My Altair crys
The Altair in by basement is weeping.
Ed Roberts, the pioneering computer engineer and early mentor to Bill Gates and Paul Allen, died Thursday at age 68. Roberts will perhaps be best remembered for the Altair 8800, developed and marketed in both kit and assembled forms by his company, Micro Instrumentation and Telemetry Systems, better known by its acronym, MITS. …
The Altair in by basement is weeping.
To Ed Roberts,
For those about to code,
We salute you.
Rest in peace,
The Modern Personal Computer Industry.
He's known as Bill because that's less cumbersome than "William Henry Gates the third" and is better than "Trey", which is what he was called as a child. His full name has been common knowledge among long-term tech people for a long time. It's you newbies who are unaware.
I have a S-100 bus system (not a Altair or Imsai, unfortunantly; they're worth thousands these days) in the closet to my left, along with a Z-80 system, a couple of 6502-based computers in the back room, and bigger iron in the garage (Digital VAX-6200s).
I have still not seen anywhere a serious look at how William Gates II and the family law firm benefited the young Bill 3rd in every legal issue from ownership of proprietary code on the MITS Altair on through to IBM and the MS-DOS license. Is there a book I've missed covering this?
RIP, Godspeed. Here's a beer, mate!

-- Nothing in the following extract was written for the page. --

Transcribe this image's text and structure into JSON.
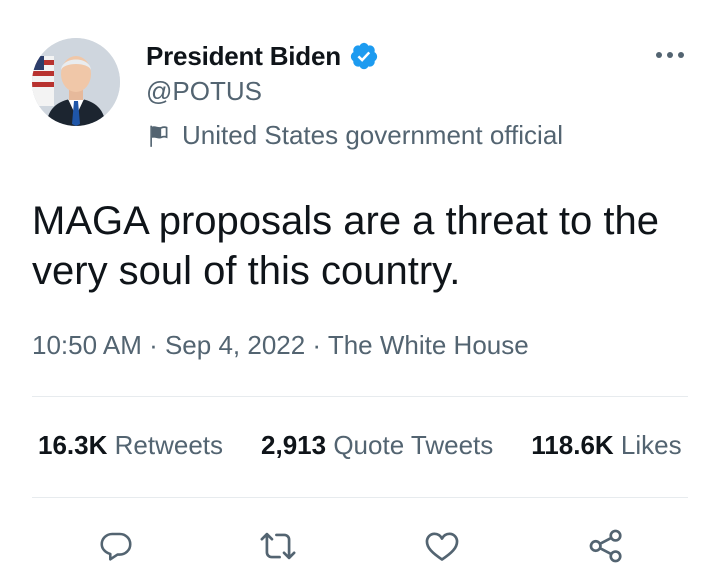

Indeed, I've often wondered how one could write a Basic inperpreter for MITS then weeks later the same code appears shrinkwrapped as the first MS product. Whose IP was it ? Is the whole MS edifice based on software theft ?? Oh the irony ...
Why wasn't MS Basic simply hacked over a Weekend From Dartmouth Basic.?
I wrote my first program on one. I still have the Popular Electronics magazine that the article about the computer along with all you needed to know to build your own. I also remember another article about the fact that the Smithsonian has a reward for the machine displayed in the article, the first one, because it was lost in the return shipment from the Popular Electronics photo shoot.
So things getting lost in shipment happen in the USA too? You folks should checkout the UK's Royal Mail.
You address something with the full and correct postal address and yet somehow it still goes missing. Trust the Royal Mail? Full of thieves in my opinion.
In 1974 I opened a law office and used a programmable calculator to do the accounting, word processing, tax analysis and just about anything else needed. All of the software had been written in the years before on the same machine. It offered a letter quality printer and a 250 lpm thermal printer. Yep, the wrote all of the code.
Back in those days shrink wrap was not a word nor a concept. Everything was custom written. And the word processor had a spell checker and global search and replace.
The HP machine came out in 1972 and by 1973 or so sported a hard disc drive as well. That machine (9830A, see HPMuseum.org for photos and details) came out far ahead of the toy microprocessors mention in this article. And it was from HP which meant full in office support was also available.
By the time the MITS came out, the HP machine was being coded to run the experiments on the first Mars landers. The HP unit was actually bought off the shelf after the craft took off for Mars but was programmed to replace a switch panel before it had arrived. Top quality hardware not the toys of the day like the MITS units.
No offense to MITS but for office use and employee training etc., you need a quality machine from a real technology company such as HP and in office support from the vendor. HP provided that. Check out the HP machine at http://www.hpmuseum.org/hp9830.htm. I bought my unit in 1972.
Wang was the other technology company that produced quality programmable machines quite suitable for the office in 1972.
The MITS might have been a microprocessor unit but was hardly usable in any business environment. The HP unit certainly was.
Oh come on the only reason HP hasn't gone the way of its close cousin DEC is because it is the worlds highest tech ink dealer. I am not saying HP hasn't been revolutionary at times I am just saying you could give props to other equally if not more important business focused companies at the time such as DEC and IBM as well.
The MITS and other systems of its time came out primarily as HOBBIEST computers... a computer the average Joe who was interested in such things could actually afford and be able to tinker around with it. No offense to your "real" HP computer, but many people started out in computing with these so called "toys". I got my start years later on an Atari 8-bit computer, which you would still probably consider a toy, but it lead me to learning a number of programming languages, going to college to try for an engineering degree and ultimately endning up with a career in the IT sector. So who cares if the MITS wasn't "usable" in a business environment? That's not what it was developed for...
"Roberts developed the first MITS products in the late 19602: telemetry transmitters and tracking lights for model rockets."
Huh? Are we that far in the future yet? I could have sworn that it was just 19600 the other day... ;-)
I guess someone roughed out a timeline for this story in Excel.
Just as an addendum, Bill Gates came to visit Dr. Roberts just before he passed on. Also, the comments of the people of Cochran and from other places around the world on the guestbook are a wonderful tribute to this man.
His obit can be found here: http://www.legacy.com/obituaries/macon/obituary.aspx?n=henry-edward-roberts&pid=141375672